Accepting Iranian identity vital for growth

Luka Heidari, guest columnist

My dad’s favorite quote by Rumi, one of the greatest Persian poets of all time, questions our inability to embrace our most outstanding qualities; for “[if we] were born with wings, why prefer to crawl through life?” 

Growing up, I always strived to live by Rumi’s words and embrace everything that makes me unique, especially in regards to my cultural roots. As I got older, though, I realized more and more that this pride was gilded; I would try and convince myself that I had no shame but beneath the surface, accepting my cultural identities was where uneasiness and discomfort crept in.

For every “what are you?” I would get asked, the first half of my answer would roll out of my mouth readily; “I was actually born in Bolivia, a small country in South America.” Then, following a slight hesitation, the rest slips out as I’d add, “…and I’m also Iranian.” 

Those moments of delay, although over within fractions of a second, wholly represent the challenges I face every day; my perception of my Iranian heritage often clashes with the stereotypes and misconceptions associated with Iran. 

On any given day, all it takes is a quick Google search or mention of Iran to recognize the prevailing stigmas surrounding Iran, and by extension, the Iranian people; snapshots of barbaric hordes burning American flags and terrorists dressed in turbans are both what the media shows but also what immediately comes to everyone’s mind when the word “Iran” is uttered. Although I’ve always been too scared to say anything, accepting that characterization has been difficult to swallow though, for it just never felt true to me—and I would know, for I see the opposite unfold before my eyes every summer in my travels to Iran.
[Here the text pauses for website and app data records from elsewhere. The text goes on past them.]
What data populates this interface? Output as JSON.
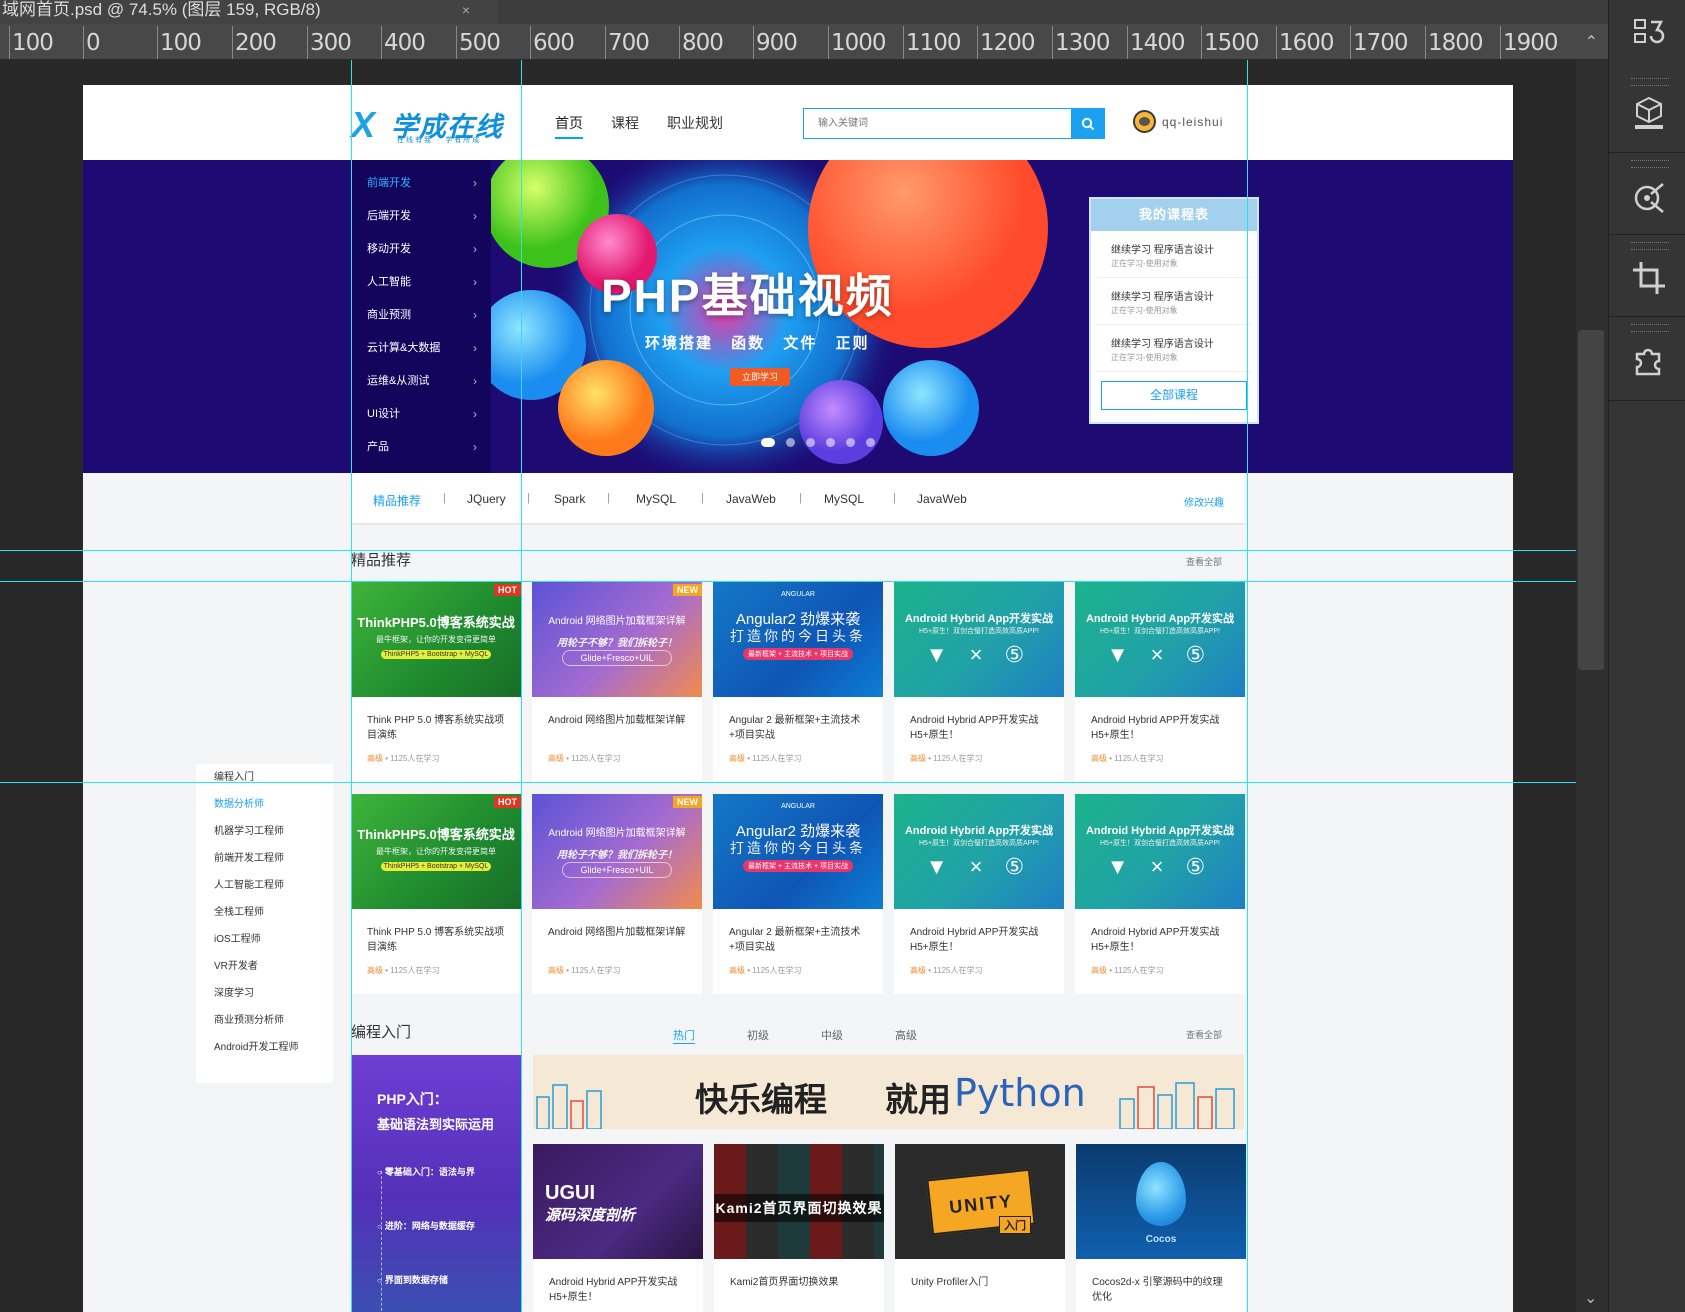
{
  "ps": {
    "tab_title": "域网首页.psd @ 74.5% (图层 159, RGB/8)",
    "tab_close": "×",
    "ruler_labels": [
      "100",
      "0",
      "100",
      "200",
      "300",
      "400",
      "500",
      "600",
      "700",
      "800",
      "900",
      "1000",
      "1100",
      "1200",
      "1300",
      "1400",
      "1500",
      "1600",
      "1700",
      "1800",
      "1900"
    ],
    "ruler_up_arrow": "⌃",
    "scroll_down_arrow": "⌄",
    "panel_icons": [
      "history-panel-icon",
      "3d-panel-icon",
      "paths-panel-icon",
      "crop-panel-icon",
      "plugins-panel-icon"
    ]
  },
  "header": {
    "logo_mark": "X",
    "logo_name": "学成在线",
    "logo_slogan": "在线有我 · 学有所成",
    "nav": [
      "首页",
      "课程",
      "职业规划"
    ],
    "search_placeholder": "输入关键词",
    "username": "qq-leishui"
  },
  "banner": {
    "menu": [
      "前端开发",
      "后端开发",
      "移动开发",
      "人工智能",
      "商业预测",
      "云计算&大数据",
      "运维&从测试",
      "UI设计",
      "产品"
    ],
    "arrow": "›",
    "title": "PHP基础视频",
    "subtitle": "环境搭建 函数 文件 正则",
    "cta": "立即学习",
    "schedule": {
      "title": "我的课程表",
      "items": [
        {
          "title": "继续学习 程序语言设计",
          "sub": "正在学习-使用对象"
        },
        {
          "title": "继续学习 程序语言设计",
          "sub": "正在学习-使用对象"
        },
        {
          "title": "继续学习 程序语言设计",
          "sub": "正在学习-使用对象"
        }
      ],
      "button": "全部课程"
    }
  },
  "tags": {
    "items": [
      "精品推荐",
      "JQuery",
      "Spark",
      "MySQL",
      "JavaWeb",
      "MySQL",
      "JavaWeb"
    ],
    "separator": "|",
    "edit": "修改兴趣"
  },
  "featured": {
    "title": "精品推荐",
    "see_all": "查看全部",
    "thumbs": [
      {
        "badge": "HOT",
        "head": "ThinkPHP5.0博客系统实战",
        "sub": "最牛框架，让你的开发变得更简单",
        "tag": "ThinkPHP5 + Bootstrap + MySQL"
      },
      {
        "badge": "NEW",
        "head": "Android 网络图片加载框架详解",
        "sub": "用轮子不够？我们拆轮子！",
        "tag": "Glide+Fresco+UIL"
      },
      {
        "logo": "ANGULAR",
        "head": "Angular2 劲爆来袭",
        "sub": "打造你的今日头条",
        "tag": "最新框架 + 主流技术 + 项目实战"
      },
      {
        "head": "Android Hybrid App开发实战",
        "sub": "H5+原生！双剑合璧打造高效高质APP!",
        "icons": "🤖×5"
      },
      {
        "head": "Android Hybrid App开发实战",
        "sub": "H5+原生！双剑合璧打造高效高质APP!",
        "icons": "🤖×5"
      }
    ],
    "cards": [
      {
        "title": "Think PHP 5.0 博客系统实战项目演练",
        "level": "高级",
        "learners": "1125人在学习"
      },
      {
        "title": "Android 网络图片加载框架详解",
        "level": "高级",
        "learners": "1125人在学习"
      },
      {
        "title": "Angular 2 最新框架+主流技术+项目实战",
        "level": "高级",
        "learners": "1125人在学习"
      },
      {
        "title": "Android Hybrid APP开发实战 H5+原生！",
        "level": "高级",
        "learners": "1125人在学习"
      },
      {
        "title": "Android Hybrid APP开发实战 H5+原生！",
        "level": "高级",
        "learners": "1125人在学习"
      }
    ],
    "dot": "•"
  },
  "float_list": [
    "编程入门",
    "数据分析师",
    "机器学习工程师",
    "前端开发工程师",
    "人工智能工程师",
    "全栈工程师",
    "iOS工程师",
    "VR开发者",
    "深度学习",
    "商业预测分析师",
    "Android开发工程师"
  ],
  "programming": {
    "title": "编程入门",
    "tabs": [
      "热门",
      "初级",
      "中级",
      "高级"
    ],
    "see_all": "查看全部",
    "promo": {
      "t1": "PHP入门：",
      "t2": "基础语法到实际运用",
      "steps": [
        "零基础入门：语法与界",
        "进阶：网络与数据缓存",
        "界面到数据存储"
      ]
    },
    "python_banner": {
      "a": "快乐编程",
      "b": "就用",
      "c": "Python"
    },
    "thumbs": [
      {
        "t1": "UGUI",
        "t2": "源码深度剖析"
      },
      {
        "t1": "Kami2首页界面切换效果"
      },
      {
        "t1": "UNITY",
        "t2": "入门"
      },
      {
        "t1": "Cocos"
      }
    ],
    "cards": [
      {
        "title": "Android Hybrid APP开发实战 H5+原生！"
      },
      {
        "title": "Kami2首页界面切换效果"
      },
      {
        "title": "Unity Profiler入门"
      },
      {
        "title": "Cocos2d-x 引擎源码中的纹理优化"
      }
    ]
  },
  "colors": {
    "accent": "#1aa1f0",
    "banner_bg": "#1d0a73",
    "guide": "#26e4f0",
    "level": "#f08a2c"
  }
}
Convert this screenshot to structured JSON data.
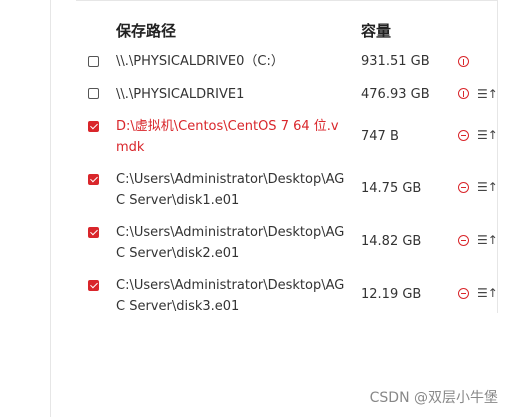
{
  "table": {
    "header": {
      "path": "保存路径",
      "size": "容量"
    },
    "rows": [
      {
        "path": "\\\\.\\PHYSICALDRIVE0（C:）",
        "size": "931.51 GB",
        "checked": false,
        "status_icon": "info-icon",
        "has_sort": false
      },
      {
        "path": "\\\\.\\PHYSICALDRIVE1",
        "size": "476.93 GB",
        "checked": false,
        "status_icon": "info-icon",
        "has_sort": true
      },
      {
        "path": "D:\\虚拟机\\Centos\\CentOS 7 64 位.vmdk",
        "size": "747 B",
        "checked": true,
        "status_icon": "remove-icon",
        "has_sort": true
      },
      {
        "path": "C:\\Users\\Administrator\\Desktop\\AGC Server\\disk1.e01",
        "size": "14.75 GB",
        "checked": true,
        "status_icon": "remove-icon",
        "has_sort": true
      },
      {
        "path": "C:\\Users\\Administrator\\Desktop\\AGC Server\\disk2.e01",
        "size": "14.82 GB",
        "checked": true,
        "status_icon": "remove-icon",
        "has_sort": true
      },
      {
        "path": "C:\\Users\\Administrator\\Desktop\\AGC Server\\disk3.e01",
        "size": "12.19 GB",
        "checked": true,
        "status_icon": "remove-icon",
        "has_sort": true
      }
    ],
    "sort_glyph": "☰↑"
  },
  "watermark": "CSDN @双层小牛堡",
  "colors": {
    "accent": "#d9262b",
    "text": "#333333",
    "divider": "#e6e6e6"
  }
}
Visiting my family in Iran and traveling around the country has allowed me to see what Iran is truly like, first-hand. Whether it be meandering through the maze-like crevices within bazaars in Tehran, venturing into the thousand-year-old ruins of old Persian dynasties, or even simply being invited in by random strangers for hours of discussion and several cups of chai, my experiences in Iran has given me primary access to the culture I’ve grown to love, as well as molded my understanding and respect for the Persian community. 

Listening to Iranians share their views and experiences has allowed me to learn and appreciate the gift I have of getting to call myself Iranian, and now that I accept it, I am committed to standing tall and sharing the perspectives that have transformed my own. 

So although I must face mischaracterizations and stereotyping in the US, the ability to identify as Iranian is truly a blessing I wouldn’t wish away. My understanding of the complexities and real life impacts that issues can have comes from a place of personal and direct experience, and this lens, although discomforting sometimes, provides me with the unique opportunity to spread my truth to all who are willing to listen. 

Difficult as it may be, I do not crawl anymore; instead, I stand firmly and explain to others that the Iranian people, unlike the government, are a community of care and decency, and that assuming otherwise fails to recognize the nuance behind identity. It’s not an easy message to spread, but those are the battles that I must fight, in my family’s name. 

Accepting—and embracing—my cultural background has, in the words of Rumi, allowed me to use my wings and soar, developing a more positive outlook on my cultural background than I ever allowed myself to have before. So as I continue to gain confidence in everything that makes me unique, I will let my wings, painted in the colors of the Persian flag, take me to new heights.